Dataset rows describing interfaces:
---

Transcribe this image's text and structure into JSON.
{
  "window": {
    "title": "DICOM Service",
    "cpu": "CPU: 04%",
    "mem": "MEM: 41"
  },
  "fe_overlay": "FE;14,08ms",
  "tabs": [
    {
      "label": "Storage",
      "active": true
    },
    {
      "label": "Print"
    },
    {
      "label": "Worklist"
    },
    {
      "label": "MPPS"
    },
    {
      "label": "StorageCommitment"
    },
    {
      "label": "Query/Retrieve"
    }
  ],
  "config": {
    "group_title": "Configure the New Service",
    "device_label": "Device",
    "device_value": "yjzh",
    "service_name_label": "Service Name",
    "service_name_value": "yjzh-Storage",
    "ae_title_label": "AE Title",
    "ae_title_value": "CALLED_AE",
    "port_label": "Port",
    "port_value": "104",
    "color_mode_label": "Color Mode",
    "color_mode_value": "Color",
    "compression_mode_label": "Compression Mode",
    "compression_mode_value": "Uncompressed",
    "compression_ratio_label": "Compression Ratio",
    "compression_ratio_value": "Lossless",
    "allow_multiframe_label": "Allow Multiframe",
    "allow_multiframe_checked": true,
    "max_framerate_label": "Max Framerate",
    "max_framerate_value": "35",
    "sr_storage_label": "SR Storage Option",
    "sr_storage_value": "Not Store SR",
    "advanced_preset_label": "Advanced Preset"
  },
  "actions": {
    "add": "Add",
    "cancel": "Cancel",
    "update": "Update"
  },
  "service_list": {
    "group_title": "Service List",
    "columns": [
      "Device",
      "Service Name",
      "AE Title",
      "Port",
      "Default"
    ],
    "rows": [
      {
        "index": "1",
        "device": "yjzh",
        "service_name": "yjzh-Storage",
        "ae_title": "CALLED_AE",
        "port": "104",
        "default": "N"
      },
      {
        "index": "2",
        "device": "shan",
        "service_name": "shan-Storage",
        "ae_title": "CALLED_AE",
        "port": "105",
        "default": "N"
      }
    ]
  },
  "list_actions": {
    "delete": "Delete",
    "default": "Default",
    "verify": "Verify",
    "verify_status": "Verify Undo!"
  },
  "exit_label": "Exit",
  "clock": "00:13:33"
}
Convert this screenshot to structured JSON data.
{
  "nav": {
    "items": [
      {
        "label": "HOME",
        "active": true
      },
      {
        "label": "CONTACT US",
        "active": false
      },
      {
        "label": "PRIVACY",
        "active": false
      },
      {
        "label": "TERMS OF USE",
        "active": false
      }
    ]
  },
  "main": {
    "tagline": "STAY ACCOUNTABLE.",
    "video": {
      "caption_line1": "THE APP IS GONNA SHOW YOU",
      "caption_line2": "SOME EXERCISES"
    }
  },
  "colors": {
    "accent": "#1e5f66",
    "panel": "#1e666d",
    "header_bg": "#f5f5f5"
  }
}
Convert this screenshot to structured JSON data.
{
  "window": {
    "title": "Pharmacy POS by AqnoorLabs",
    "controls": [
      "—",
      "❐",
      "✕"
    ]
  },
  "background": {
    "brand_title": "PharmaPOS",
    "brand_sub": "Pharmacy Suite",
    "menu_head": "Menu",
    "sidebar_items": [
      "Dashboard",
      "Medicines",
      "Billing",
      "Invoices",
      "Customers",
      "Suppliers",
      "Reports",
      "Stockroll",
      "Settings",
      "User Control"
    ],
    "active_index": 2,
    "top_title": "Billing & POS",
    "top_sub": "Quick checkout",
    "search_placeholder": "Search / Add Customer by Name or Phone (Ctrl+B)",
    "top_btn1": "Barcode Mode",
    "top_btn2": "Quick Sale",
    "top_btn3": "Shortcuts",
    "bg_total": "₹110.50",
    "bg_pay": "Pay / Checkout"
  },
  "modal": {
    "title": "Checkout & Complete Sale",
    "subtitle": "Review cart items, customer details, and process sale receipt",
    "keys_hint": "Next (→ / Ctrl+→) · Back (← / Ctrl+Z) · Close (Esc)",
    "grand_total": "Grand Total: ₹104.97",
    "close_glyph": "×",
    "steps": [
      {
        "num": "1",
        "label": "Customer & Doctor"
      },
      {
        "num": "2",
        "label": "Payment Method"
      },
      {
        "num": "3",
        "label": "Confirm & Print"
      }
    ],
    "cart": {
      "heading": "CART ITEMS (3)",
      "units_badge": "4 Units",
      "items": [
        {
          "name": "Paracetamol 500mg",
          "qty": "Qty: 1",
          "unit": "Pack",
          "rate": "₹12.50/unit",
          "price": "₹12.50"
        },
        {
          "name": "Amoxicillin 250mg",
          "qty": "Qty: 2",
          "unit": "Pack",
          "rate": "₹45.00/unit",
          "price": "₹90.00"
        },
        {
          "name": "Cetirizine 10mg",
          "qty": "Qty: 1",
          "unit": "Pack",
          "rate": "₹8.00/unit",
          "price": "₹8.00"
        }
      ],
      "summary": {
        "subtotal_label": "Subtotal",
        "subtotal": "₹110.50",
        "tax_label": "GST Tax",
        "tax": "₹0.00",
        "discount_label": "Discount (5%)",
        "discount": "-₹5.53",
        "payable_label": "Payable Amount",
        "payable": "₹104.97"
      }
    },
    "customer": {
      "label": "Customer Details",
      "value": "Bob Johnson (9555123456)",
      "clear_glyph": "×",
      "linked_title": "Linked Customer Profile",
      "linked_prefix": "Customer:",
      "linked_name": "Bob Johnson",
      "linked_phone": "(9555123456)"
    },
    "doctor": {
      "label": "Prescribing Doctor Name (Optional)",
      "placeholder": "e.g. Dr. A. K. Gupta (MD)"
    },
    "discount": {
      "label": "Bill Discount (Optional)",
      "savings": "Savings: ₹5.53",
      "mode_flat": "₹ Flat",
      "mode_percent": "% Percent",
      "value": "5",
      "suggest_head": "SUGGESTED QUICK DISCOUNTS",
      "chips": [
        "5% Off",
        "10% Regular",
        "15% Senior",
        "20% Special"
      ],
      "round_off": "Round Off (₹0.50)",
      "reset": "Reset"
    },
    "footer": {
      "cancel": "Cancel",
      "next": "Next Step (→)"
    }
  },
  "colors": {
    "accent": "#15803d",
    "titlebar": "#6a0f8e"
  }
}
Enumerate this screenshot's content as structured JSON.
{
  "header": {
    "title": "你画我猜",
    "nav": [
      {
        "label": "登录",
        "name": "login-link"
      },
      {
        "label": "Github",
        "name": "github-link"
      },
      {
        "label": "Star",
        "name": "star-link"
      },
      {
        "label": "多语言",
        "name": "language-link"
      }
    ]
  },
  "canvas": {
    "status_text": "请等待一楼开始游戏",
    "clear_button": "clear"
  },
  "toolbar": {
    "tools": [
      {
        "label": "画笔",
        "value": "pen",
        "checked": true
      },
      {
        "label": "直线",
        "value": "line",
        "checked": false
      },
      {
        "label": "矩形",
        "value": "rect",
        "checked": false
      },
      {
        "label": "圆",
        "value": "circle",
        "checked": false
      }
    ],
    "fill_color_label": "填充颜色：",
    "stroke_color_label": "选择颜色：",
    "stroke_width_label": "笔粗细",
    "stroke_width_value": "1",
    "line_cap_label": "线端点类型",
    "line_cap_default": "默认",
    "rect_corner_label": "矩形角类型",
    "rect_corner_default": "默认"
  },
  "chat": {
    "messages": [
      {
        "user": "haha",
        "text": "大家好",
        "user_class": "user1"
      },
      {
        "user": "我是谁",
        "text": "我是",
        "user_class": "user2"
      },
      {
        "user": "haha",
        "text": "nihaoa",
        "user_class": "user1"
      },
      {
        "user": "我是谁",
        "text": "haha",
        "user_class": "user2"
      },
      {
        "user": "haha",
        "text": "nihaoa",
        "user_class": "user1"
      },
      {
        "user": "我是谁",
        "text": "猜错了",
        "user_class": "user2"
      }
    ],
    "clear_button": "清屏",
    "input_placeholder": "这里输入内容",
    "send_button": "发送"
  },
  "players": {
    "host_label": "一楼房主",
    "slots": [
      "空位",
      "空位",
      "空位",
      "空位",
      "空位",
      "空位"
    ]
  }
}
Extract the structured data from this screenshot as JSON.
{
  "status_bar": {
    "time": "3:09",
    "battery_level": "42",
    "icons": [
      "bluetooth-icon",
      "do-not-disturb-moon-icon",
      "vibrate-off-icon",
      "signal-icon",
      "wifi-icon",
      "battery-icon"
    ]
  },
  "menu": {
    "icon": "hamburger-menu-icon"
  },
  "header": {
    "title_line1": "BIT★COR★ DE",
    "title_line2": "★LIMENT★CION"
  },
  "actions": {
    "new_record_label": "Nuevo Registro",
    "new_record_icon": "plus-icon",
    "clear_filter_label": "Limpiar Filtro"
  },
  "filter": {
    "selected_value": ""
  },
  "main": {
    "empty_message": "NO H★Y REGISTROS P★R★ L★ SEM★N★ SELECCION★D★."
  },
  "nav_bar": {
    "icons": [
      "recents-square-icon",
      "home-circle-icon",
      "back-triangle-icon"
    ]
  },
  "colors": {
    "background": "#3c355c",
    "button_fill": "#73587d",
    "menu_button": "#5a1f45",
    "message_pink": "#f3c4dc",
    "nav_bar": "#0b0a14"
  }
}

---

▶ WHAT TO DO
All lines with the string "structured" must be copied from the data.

▶ EXERCISE RESULT
Convert this screenshot to structured JSON data.
Convert this screenshot to structured JSON data.
Enumerate this screenshot's content as structured JSON.
Extract the structured data from this screenshot as JSON.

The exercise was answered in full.